After telling myself "just go for a month, and then you can say you tried," I realized how much I really wanted the group to work out. Six months later, I found myself sobbing, staring at my feet, unable to meet anybody's glance as I confessed to this living room full of messed up people the one thing I had never shared before: "I have struggled with same sex attraction my whole life."
Our group is a lot bigger than most, so that meant I had just told almost 30 people what I had only ever discussed with one other person. I told them the one thing I had never wanted anyone to know. I thought for sure they would look at me with disgust, the guys wouldn't give me a hug when they greeted me, and that others would view me as I viewed myself. Less of a man.
Their response, one by one, then as a group, was to get up and wrap me in the biggest, strongest hug they could muster. All of them. Then they sat me down in the middle of the living room and prayed over me. I will never forget that night. It is etched in my memory as the moment God's grace and forgiveness became real. Since then, many others in my group have used that night as a beacon of hope, giving them freedom to share their own dark stories and secrets, being totally open and vulnerable.
A New Life

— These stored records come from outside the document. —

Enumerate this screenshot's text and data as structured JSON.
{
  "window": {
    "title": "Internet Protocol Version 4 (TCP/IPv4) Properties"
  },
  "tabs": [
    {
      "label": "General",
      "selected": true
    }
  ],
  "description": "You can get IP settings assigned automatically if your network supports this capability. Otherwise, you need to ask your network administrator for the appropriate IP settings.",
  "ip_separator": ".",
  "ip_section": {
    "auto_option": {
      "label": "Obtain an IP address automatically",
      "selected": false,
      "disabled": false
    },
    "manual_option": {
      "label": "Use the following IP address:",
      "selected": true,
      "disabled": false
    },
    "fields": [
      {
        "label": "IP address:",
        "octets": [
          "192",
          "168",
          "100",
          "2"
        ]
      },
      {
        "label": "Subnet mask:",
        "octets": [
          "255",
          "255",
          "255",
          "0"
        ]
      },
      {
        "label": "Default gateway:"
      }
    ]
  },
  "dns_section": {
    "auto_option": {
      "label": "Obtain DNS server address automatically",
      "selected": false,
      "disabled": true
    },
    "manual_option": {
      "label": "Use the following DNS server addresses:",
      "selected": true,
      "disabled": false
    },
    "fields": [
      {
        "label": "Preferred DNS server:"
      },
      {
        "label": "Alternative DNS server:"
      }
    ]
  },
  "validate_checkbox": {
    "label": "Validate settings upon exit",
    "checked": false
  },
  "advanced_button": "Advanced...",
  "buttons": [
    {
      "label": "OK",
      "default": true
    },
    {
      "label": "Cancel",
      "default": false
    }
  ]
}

I could never have asked God for this community, because I could never have understood what it would look like. It is more than church, more than bible study, more than a group of friends. It transcends anything we could ever define because I can tell God has blessed us for choosing to live out our faith in community.
I have grown more in the past two years than I did in the 25 years before and I thank God every day for my community group, because they brought me back to life.